What is required: The output is a word-for-word repeat of the listing below, free of images.

Records for processing:
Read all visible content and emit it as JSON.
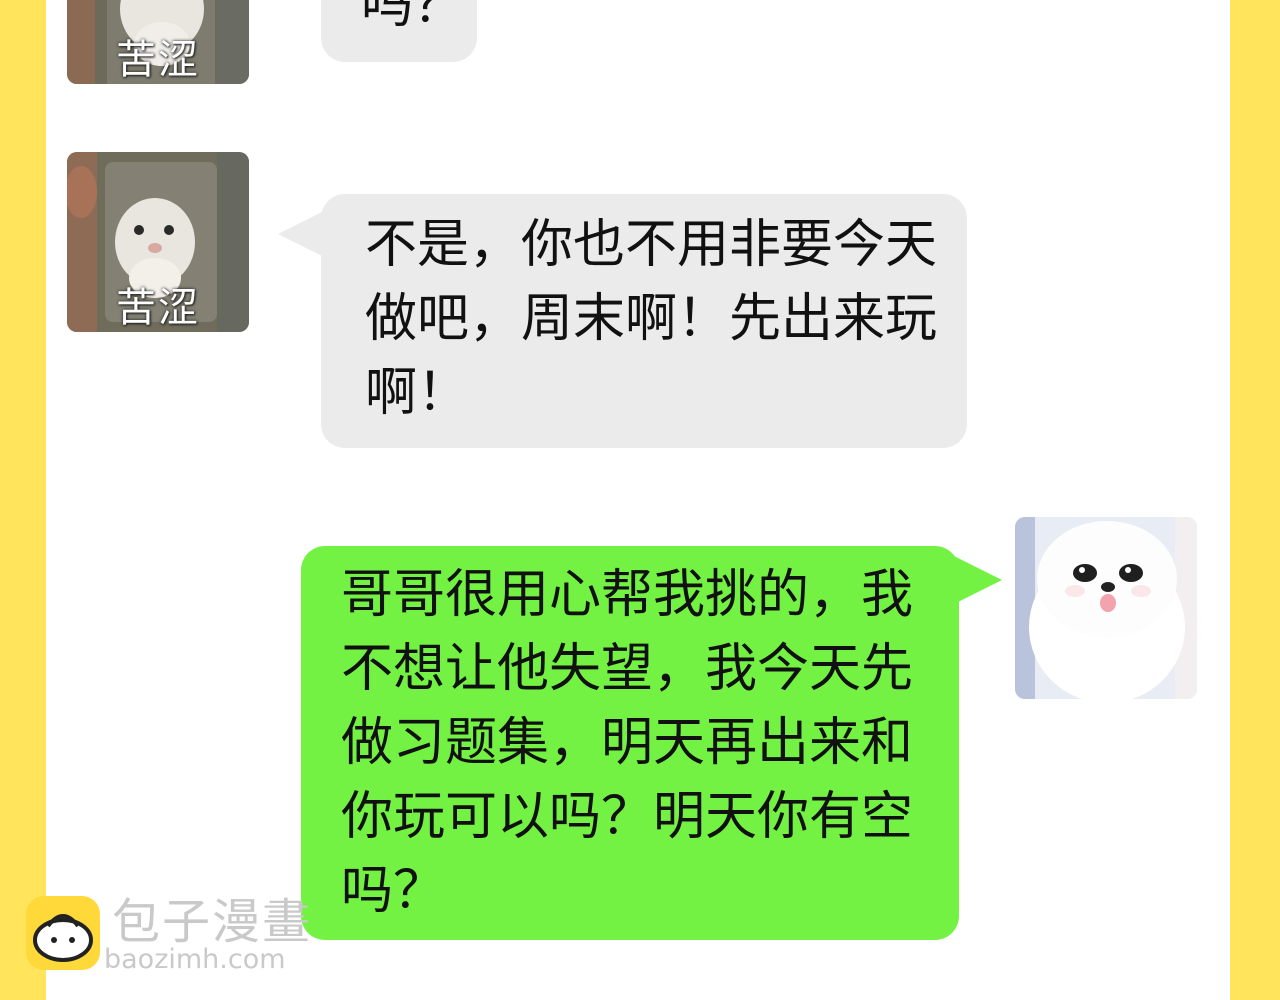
{
  "chat": {
    "messages": [
      {
        "sender": "left",
        "avatar_caption": "苦涩",
        "text": "吗？"
      },
      {
        "sender": "left",
        "avatar_caption": "苦涩",
        "text": "不是，你也不用非要今天做吧，周末啊！先出来玩啊！"
      },
      {
        "sender": "right",
        "text": "哥哥很用心帮我挑的，我不想让他失望，我今天先做习题集，明天再出来和你玩可以吗？明天你有空吗？"
      }
    ]
  },
  "watermark": {
    "title": "包子漫畫",
    "url": "baozimh.com"
  },
  "colors": {
    "frame": "#ffe45c",
    "gray_bubble": "#ebebeb",
    "green_bubble": "#74f244"
  }
}
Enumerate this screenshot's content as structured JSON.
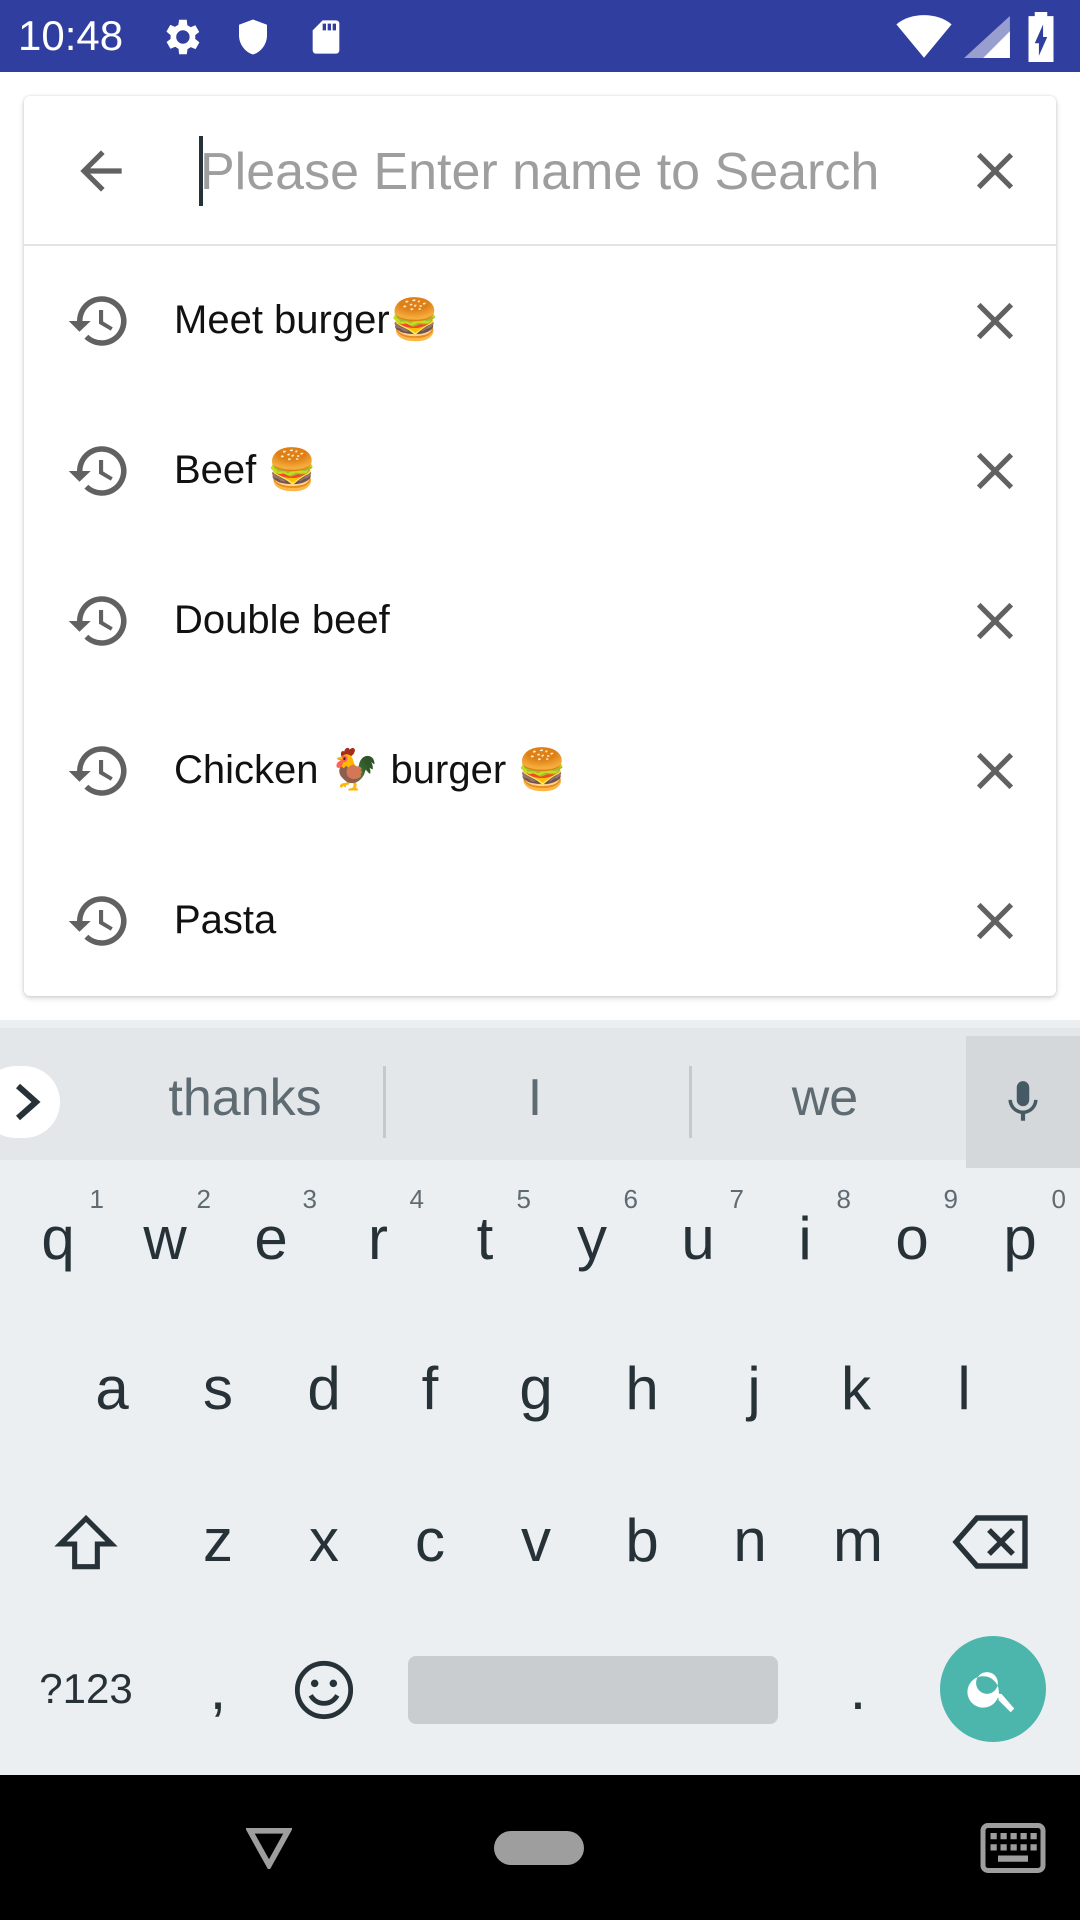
{
  "status_bar": {
    "time": "10:48",
    "icons": [
      "gear-icon",
      "shield-icon",
      "sd-card-icon",
      "wifi-icon",
      "cell-signal-icon",
      "battery-charging-icon"
    ],
    "background": "#303F9F"
  },
  "search": {
    "placeholder": "Please Enter name to Search",
    "value": "",
    "back_icon": "arrow-back-icon",
    "clear_icon": "close-icon"
  },
  "history": {
    "items": [
      {
        "label": "Meet  burger🍔"
      },
      {
        "label": "Beef 🍔"
      },
      {
        "label": "Double beef"
      },
      {
        "label": "Chicken 🐓 burger 🍔"
      },
      {
        "label": "Pasta"
      }
    ]
  },
  "keyboard": {
    "suggestions": [
      "thanks",
      "I",
      "we"
    ],
    "row1": [
      {
        "key": "q",
        "hint": "1"
      },
      {
        "key": "w",
        "hint": "2"
      },
      {
        "key": "e",
        "hint": "3"
      },
      {
        "key": "r",
        "hint": "4"
      },
      {
        "key": "t",
        "hint": "5"
      },
      {
        "key": "y",
        "hint": "6"
      },
      {
        "key": "u",
        "hint": "7"
      },
      {
        "key": "i",
        "hint": "8"
      },
      {
        "key": "o",
        "hint": "9"
      },
      {
        "key": "p",
        "hint": "0"
      }
    ],
    "row2": [
      "a",
      "s",
      "d",
      "f",
      "g",
      "h",
      "j",
      "k",
      "l"
    ],
    "row3": [
      "z",
      "x",
      "c",
      "v",
      "b",
      "n",
      "m"
    ],
    "symbols_label": "?123",
    "comma": ",",
    "period": ".",
    "accent": "#4DB6AC"
  },
  "nav_bar": {
    "icons": [
      "back-triangle-icon",
      "home-pill-icon",
      "keyboard-icon"
    ]
  }
}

Task response:
Read all visible content and emit it as JSON.
{
  "chat": {
    "messages": [
      {
        "sender": "left",
        "avatar_caption": "苦涩",
        "text": "吗？"
      },
      {
        "sender": "left",
        "avatar_caption": "苦涩",
        "text": "不是，你也不用非要今天做吧，周末啊！先出来玩啊！"
      },
      {
        "sender": "right",
        "text": "哥哥很用心帮我挑的，我不想让他失望，我今天先做习题集，明天再出来和你玩可以吗？明天你有空吗？"
      }
    ]
  },
  "watermark": {
    "title": "包子漫畫",
    "url": "baozimh.com"
  },
  "colors": {
    "frame": "#ffe45c",
    "gray_bubble": "#ebebeb",
    "green_bubble": "#74f244"
  }
}
Enumerate this screenshot's content as structured JSON.
{
  "status_bar": {
    "time": "10:48",
    "icons": [
      "gear-icon",
      "shield-icon",
      "sd-card-icon",
      "wifi-icon",
      "cell-signal-icon",
      "battery-charging-icon"
    ],
    "background": "#303F9F"
  },
  "search": {
    "placeholder": "Please Enter name to Search",
    "value": "",
    "back_icon": "arrow-back-icon",
    "clear_icon": "close-icon"
  },
  "history": {
    "items": [
      {
        "label": "Meet  burger🍔"
      },
      {
        "label": "Beef 🍔"
      },
      {
        "label": "Double beef"
      },
      {
        "label": "Chicken 🐓 burger 🍔"
      },
      {
        "label": "Pasta"
      }
    ]
  },
  "keyboard": {
    "suggestions": [
      "thanks",
      "I",
      "we"
    ],
    "row1": [
      {
        "key": "q",
        "hint": "1"
      },
      {
        "key": "w",
        "hint": "2"
      },
      {
        "key": "e",
        "hint": "3"
      },
      {
        "key": "r",
        "hint": "4"
      },
      {
        "key": "t",
        "hint": "5"
      },
      {
        "key": "y",
        "hint": "6"
      },
      {
        "key": "u",
        "hint": "7"
      },
      {
        "key": "i",
        "hint": "8"
      },
      {
        "key": "o",
        "hint": "9"
      },
      {
        "key": "p",
        "hint": "0"
      }
    ],
    "row2": [
      "a",
      "s",
      "d",
      "f",
      "g",
      "h",
      "j",
      "k",
      "l"
    ],
    "row3": [
      "z",
      "x",
      "c",
      "v",
      "b",
      "n",
      "m"
    ],
    "symbols_label": "?123",
    "comma": ",",
    "period": ".",
    "accent": "#4DB6AC"
  },
  "nav_bar": {
    "icons": [
      "back-triangle-icon",
      "home-pill-icon",
      "keyboard-icon"
    ]
  }
}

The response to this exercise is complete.